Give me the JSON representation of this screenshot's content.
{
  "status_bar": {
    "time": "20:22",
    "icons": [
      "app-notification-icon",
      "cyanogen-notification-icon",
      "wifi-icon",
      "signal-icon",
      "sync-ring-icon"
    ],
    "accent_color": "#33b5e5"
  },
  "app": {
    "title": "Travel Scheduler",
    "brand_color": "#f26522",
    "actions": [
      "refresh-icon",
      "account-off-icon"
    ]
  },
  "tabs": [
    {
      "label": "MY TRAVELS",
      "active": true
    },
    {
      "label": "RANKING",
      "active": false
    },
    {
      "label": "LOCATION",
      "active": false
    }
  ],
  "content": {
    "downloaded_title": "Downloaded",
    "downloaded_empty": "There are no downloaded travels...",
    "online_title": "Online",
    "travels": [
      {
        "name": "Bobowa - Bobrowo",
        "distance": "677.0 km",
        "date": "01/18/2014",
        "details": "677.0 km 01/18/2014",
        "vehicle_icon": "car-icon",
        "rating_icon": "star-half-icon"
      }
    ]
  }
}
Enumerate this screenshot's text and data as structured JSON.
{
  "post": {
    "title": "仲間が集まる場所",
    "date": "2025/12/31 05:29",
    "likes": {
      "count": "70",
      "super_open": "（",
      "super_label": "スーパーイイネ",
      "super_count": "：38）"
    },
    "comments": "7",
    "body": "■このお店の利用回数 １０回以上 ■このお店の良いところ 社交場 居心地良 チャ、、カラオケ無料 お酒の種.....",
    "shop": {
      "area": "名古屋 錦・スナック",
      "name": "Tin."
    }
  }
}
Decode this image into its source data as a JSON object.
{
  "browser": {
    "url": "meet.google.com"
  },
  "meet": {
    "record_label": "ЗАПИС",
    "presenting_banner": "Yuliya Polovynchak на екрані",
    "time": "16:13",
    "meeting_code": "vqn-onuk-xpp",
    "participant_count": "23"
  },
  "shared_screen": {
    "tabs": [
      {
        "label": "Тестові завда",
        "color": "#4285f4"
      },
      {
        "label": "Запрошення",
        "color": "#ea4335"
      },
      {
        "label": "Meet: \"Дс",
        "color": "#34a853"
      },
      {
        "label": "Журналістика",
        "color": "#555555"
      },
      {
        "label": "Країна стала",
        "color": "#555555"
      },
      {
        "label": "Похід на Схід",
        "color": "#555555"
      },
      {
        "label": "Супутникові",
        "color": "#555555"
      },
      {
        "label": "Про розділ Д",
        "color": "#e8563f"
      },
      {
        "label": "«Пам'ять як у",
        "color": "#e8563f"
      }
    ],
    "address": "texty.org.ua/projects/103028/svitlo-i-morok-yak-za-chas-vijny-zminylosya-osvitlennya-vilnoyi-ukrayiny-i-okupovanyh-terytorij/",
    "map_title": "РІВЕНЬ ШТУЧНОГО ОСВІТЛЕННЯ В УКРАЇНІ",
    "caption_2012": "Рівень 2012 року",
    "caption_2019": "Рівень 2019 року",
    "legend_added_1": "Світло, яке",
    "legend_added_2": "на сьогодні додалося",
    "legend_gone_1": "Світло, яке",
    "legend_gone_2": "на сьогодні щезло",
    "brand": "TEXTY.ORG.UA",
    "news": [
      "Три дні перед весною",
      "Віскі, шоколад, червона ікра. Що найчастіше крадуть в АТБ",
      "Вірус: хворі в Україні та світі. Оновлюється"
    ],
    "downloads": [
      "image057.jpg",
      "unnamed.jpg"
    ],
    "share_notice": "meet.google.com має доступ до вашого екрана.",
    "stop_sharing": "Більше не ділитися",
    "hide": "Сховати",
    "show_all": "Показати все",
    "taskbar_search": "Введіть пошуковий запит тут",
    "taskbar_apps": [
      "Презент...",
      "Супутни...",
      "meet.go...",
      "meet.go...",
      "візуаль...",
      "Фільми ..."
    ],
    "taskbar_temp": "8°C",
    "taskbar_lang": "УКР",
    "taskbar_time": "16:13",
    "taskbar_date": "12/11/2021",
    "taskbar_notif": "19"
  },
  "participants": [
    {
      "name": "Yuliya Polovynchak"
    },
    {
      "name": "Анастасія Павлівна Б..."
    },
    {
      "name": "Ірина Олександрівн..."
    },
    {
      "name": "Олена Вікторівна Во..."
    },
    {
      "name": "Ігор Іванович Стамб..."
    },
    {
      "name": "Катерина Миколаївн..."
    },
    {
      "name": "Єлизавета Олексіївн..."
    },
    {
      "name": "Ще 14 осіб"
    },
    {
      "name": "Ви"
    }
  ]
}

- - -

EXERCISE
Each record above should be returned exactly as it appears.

EXERCISE OUTPUT
Give me the JSON representation of this screenshot's content.
{
  "status_bar": {
    "time": "20:22",
    "icons": [
      "app-notification-icon",
      "cyanogen-notification-icon",
      "wifi-icon",
      "signal-icon",
      "sync-ring-icon"
    ],
    "accent_color": "#33b5e5"
  },
  "app": {
    "title": "Travel Scheduler",
    "brand_color": "#f26522",
    "actions": [
      "refresh-icon",
      "account-off-icon"
    ]
  },
  "tabs": [
    {
      "label": "MY TRAVELS",
      "active": true
    },
    {
      "label": "RANKING",
      "active": false
    },
    {
      "label": "LOCATION",
      "active": false
    }
  ],
  "content": {
    "downloaded_title": "Downloaded",
    "downloaded_empty": "There are no downloaded travels...",
    "online_title": "Online",
    "travels": [
      {
        "name": "Bobowa - Bobrowo",
        "distance": "677.0 km",
        "date": "01/18/2014",
        "details": "677.0 km 01/18/2014",
        "vehicle_icon": "car-icon",
        "rating_icon": "star-half-icon"
      }
    ]
  }
}
Enumerate this screenshot's text and data as structured JSON.
{
  "post": {
    "title": "仲間が集まる場所",
    "date": "2025/12/31 05:29",
    "likes": {
      "count": "70",
      "super_open": "（",
      "super_label": "スーパーイイネ",
      "super_count": "：38）"
    },
    "comments": "7",
    "body": "■このお店の利用回数 １０回以上 ■このお店の良いところ 社交場 居心地良 チャ、、カラオケ無料 お酒の種.....",
    "shop": {
      "area": "名古屋 錦・スナック",
      "name": "Tin."
    }
  }
}
Decode this image into its source data as a JSON object.
{
  "browser": {
    "url": "meet.google.com"
  },
  "meet": {
    "record_label": "ЗАПИС",
    "presenting_banner": "Yuliya Polovynchak на екрані",
    "time": "16:13",
    "meeting_code": "vqn-onuk-xpp",
    "participant_count": "23"
  },
  "shared_screen": {
    "tabs": [
      {
        "label": "Тестові завда",
        "color": "#4285f4"
      },
      {
        "label": "Запрошення",
        "color": "#ea4335"
      },
      {
        "label": "Meet: \"Дс",
        "color": "#34a853"
      },
      {
        "label": "Журналістика",
        "color": "#555555"
      },
      {
        "label": "Країна стала",
        "color": "#555555"
      },
      {
        "label": "Похід на Схід",
        "color": "#555555"
      },
      {
        "label": "Супутникові",
        "color": "#555555"
      },
      {
        "label": "Про розділ Д",
        "color": "#e8563f"
      },
      {
        "label": "«Пам'ять як у",
        "color": "#e8563f"
      }
    ],
    "address": "texty.org.ua/projects/103028/svitlo-i-morok-yak-za-chas-vijny-zminylosya-osvitlennya-vilnoyi-ukrayiny-i-okupovanyh-terytorij/",
    "map_title": "РІВЕНЬ ШТУЧНОГО ОСВІТЛЕННЯ В УКРАЇНІ",
    "caption_2012": "Рівень 2012 року",
    "caption_2019": "Рівень 2019 року",
    "legend_added_1": "Світло, яке",
    "legend_added_2": "на сьогодні додалося",
    "legend_gone_1": "Світло, яке",
    "legend_gone_2": "на сьогодні щезло",
    "brand": "TEXTY.ORG.UA",
    "news": [
      "Три дні перед весною",
      "Віскі, шоколад, червона ікра. Що найчастіше крадуть в АТБ",
      "Вірус: хворі в Україні та світі. Оновлюється"
    ],
    "downloads": [
      "image057.jpg",
      "unnamed.jpg"
    ],
    "share_notice": "meet.google.com має доступ до вашого екрана.",
    "stop_sharing": "Більше не ділитися",
    "hide": "Сховати",
    "show_all": "Показати все",
    "taskbar_search": "Введіть пошуковий запит тут",
    "taskbar_apps": [
      "Презент...",
      "Супутни...",
      "meet.go...",
      "meet.go...",
      "візуаль...",
      "Фільми ..."
    ],
    "taskbar_temp": "8°C",
    "taskbar_lang": "УКР",
    "taskbar_time": "16:13",
    "taskbar_date": "12/11/2021",
    "taskbar_notif": "19"
  },
  "participants": [
    {
      "name": "Yuliya Polovynchak"
    },
    {
      "name": "Анастасія Павлівна Б..."
    },
    {
      "name": "Ірина Олександрівн..."
    },
    {
      "name": "Олена Вікторівна Во..."
    },
    {
      "name": "Ігор Іванович Стамб..."
    },
    {
      "name": "Катерина Миколаївн..."
    },
    {
      "name": "Єлизавета Олексіївн..."
    },
    {
      "name": "Ще 14 осіб"
    },
    {
      "name": "Ви"
    }
  ]
}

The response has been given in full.